Collins Dictionary of Medicine © Robert M. Youngson 2004, 2005
References in periodicals archive ?
The literature has not addressed the effects of forms of hormonal contraception on the voice other than oral contraception such as intrauterine devices, patches, rings, and implants.
Contradictory reports have been published about the links between exercise, smoking, caffeine, oral contraception use, and premenstrual mastalgia (7, 9, 11-15).
Check for any contraindications, such as a history of migraine headache with aura or a clotting abnormality (personal or in a first-degree relative) before prescribing oral contraception.
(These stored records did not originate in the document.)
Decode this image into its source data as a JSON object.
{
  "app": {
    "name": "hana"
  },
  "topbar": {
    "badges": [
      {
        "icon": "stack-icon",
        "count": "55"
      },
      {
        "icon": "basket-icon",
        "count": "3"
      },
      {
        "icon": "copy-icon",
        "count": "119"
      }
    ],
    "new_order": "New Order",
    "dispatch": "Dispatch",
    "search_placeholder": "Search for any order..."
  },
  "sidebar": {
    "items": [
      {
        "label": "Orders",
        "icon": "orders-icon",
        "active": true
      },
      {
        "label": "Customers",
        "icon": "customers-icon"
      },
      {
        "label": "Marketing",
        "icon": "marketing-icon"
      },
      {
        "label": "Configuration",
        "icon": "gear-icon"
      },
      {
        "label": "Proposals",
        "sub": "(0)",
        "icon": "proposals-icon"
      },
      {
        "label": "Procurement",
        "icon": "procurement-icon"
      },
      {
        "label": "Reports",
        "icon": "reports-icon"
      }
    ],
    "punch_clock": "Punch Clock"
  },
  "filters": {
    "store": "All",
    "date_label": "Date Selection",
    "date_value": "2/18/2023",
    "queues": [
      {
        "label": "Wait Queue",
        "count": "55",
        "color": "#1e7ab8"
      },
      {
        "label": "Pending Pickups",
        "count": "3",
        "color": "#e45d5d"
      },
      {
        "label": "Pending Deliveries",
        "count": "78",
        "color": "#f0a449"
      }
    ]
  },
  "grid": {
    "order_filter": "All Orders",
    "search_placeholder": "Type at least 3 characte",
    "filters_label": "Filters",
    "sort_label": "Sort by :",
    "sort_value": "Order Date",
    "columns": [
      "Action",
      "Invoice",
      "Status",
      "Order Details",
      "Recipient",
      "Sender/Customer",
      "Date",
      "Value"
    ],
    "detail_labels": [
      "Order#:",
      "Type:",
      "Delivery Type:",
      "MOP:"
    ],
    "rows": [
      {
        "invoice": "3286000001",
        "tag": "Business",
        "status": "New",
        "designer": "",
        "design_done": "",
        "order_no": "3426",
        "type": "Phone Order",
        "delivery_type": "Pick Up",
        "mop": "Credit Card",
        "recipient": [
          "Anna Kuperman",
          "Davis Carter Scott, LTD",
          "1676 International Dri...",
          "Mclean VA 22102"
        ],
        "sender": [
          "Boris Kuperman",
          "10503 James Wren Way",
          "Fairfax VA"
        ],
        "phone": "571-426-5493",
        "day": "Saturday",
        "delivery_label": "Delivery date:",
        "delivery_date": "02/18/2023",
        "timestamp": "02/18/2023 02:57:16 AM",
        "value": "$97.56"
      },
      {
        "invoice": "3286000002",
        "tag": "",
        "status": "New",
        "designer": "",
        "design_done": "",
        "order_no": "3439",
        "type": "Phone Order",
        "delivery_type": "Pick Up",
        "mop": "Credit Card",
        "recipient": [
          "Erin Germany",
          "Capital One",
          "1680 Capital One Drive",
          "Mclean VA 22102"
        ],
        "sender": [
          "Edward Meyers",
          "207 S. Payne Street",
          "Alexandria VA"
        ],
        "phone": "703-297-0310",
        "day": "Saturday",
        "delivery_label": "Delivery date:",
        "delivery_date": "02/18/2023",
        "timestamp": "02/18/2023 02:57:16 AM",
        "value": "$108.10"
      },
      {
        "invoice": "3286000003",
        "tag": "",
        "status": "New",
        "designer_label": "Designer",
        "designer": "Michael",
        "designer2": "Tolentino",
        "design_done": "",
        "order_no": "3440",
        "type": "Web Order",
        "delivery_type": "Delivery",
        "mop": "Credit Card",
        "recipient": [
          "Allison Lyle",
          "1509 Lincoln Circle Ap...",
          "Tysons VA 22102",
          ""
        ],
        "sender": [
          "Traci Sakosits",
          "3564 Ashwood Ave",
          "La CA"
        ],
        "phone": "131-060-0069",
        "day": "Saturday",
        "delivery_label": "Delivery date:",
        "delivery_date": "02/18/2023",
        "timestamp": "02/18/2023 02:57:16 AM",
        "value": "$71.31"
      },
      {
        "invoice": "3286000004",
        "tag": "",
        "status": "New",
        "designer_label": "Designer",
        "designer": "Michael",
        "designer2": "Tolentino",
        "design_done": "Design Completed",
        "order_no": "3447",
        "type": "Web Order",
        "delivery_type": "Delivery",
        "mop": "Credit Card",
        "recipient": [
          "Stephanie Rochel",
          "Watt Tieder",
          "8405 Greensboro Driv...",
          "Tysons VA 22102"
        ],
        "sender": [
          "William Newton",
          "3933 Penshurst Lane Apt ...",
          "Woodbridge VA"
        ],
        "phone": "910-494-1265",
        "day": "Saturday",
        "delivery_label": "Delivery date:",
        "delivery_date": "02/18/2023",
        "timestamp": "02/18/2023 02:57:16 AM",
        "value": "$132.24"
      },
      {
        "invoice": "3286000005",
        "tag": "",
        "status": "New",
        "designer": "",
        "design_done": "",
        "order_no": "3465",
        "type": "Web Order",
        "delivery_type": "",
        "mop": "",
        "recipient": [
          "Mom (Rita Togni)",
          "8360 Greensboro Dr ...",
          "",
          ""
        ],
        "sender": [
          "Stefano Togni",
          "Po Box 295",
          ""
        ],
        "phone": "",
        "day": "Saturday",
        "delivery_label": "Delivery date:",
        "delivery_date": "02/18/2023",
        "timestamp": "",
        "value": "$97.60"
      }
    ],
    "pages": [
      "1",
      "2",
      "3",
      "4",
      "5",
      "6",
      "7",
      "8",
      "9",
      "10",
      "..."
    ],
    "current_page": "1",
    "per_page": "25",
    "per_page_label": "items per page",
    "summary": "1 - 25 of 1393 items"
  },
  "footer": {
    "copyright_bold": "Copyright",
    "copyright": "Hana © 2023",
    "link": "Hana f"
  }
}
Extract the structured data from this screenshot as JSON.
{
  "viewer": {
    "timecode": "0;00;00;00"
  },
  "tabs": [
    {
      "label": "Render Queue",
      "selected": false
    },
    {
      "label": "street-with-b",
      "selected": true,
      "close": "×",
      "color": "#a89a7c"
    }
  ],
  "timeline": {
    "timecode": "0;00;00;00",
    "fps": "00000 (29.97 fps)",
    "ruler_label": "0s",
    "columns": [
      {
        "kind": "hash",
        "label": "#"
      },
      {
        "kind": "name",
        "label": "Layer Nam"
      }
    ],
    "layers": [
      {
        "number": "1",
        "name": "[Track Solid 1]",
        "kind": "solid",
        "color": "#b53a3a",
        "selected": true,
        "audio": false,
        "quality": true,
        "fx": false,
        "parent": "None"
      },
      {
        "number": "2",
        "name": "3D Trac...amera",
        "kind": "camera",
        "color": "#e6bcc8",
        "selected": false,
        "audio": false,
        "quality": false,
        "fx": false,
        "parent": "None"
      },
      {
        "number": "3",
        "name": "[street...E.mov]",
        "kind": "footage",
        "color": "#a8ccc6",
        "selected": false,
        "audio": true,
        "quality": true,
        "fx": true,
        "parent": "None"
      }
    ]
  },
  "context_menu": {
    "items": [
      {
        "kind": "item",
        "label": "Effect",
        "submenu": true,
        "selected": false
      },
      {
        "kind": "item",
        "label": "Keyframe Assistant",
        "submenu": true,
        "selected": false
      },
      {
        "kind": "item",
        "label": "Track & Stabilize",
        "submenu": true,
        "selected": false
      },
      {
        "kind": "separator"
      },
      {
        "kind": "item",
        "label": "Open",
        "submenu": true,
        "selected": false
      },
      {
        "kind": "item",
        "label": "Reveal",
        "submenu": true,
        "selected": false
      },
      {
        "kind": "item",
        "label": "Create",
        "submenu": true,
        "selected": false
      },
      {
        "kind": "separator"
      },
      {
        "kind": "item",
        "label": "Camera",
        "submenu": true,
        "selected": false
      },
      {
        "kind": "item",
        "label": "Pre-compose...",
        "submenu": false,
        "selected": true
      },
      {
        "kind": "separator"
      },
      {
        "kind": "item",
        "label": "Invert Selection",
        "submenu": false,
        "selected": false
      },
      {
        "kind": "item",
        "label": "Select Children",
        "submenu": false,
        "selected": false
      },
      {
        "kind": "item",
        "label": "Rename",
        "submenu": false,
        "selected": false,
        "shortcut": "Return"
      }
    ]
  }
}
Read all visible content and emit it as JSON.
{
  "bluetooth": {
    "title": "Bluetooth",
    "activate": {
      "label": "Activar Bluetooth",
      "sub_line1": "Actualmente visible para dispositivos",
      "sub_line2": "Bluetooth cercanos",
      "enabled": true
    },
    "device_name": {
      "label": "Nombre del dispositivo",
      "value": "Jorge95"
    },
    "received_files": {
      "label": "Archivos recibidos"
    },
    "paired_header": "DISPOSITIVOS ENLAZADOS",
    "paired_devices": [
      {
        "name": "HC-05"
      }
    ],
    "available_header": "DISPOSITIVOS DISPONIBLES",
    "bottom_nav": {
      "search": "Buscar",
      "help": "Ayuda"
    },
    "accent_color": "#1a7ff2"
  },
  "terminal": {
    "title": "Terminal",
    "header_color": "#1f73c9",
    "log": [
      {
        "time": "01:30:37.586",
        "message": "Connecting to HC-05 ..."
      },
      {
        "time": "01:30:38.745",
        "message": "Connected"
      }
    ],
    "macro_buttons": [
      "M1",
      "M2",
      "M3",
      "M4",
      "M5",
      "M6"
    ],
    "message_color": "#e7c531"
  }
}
If your patient is having regular, monthly periods, and she's had a period in the last month, some pediatricians still will feel comfortable prescribing only if they get a urine pregnancy test.
"Further studies are needed to determine how women with diabetes are affected by DMPA and oral contraception, but these results are reassuring for non-diabetic women already receiving the shot or on the pill," said Dr.
2010 marks the 50th anniversary of the introduction of the first oral contraception, popularly known as "the pill".
After three or four months of using the oral contraceptives--the time it usually takes for the body to acclimate to the pill--the women had multiple ultrasounds and blood tests to determine if ovulation was being suppressed, which is the goal of oral contraception. Of those who used the pill consistently, three of the 96 with normal weight ovulated, as did one of the 54 with obesity.
and several other countries in various regions, it is approved as an oral contraceptive as well as for the treatment of the symptoms of Premenstrual Dysphoric Disorder (PMDD) and/or moderate acne vulgaris in women desiring oral contraception.
The results are from the Royal College of GPs Oral Contraception Study, one of the world's largest investigations into the health effects of the Pill.
2009) indicates that approximately two million women in their fertile years use oral contraception; that means there are eight million abortions per year.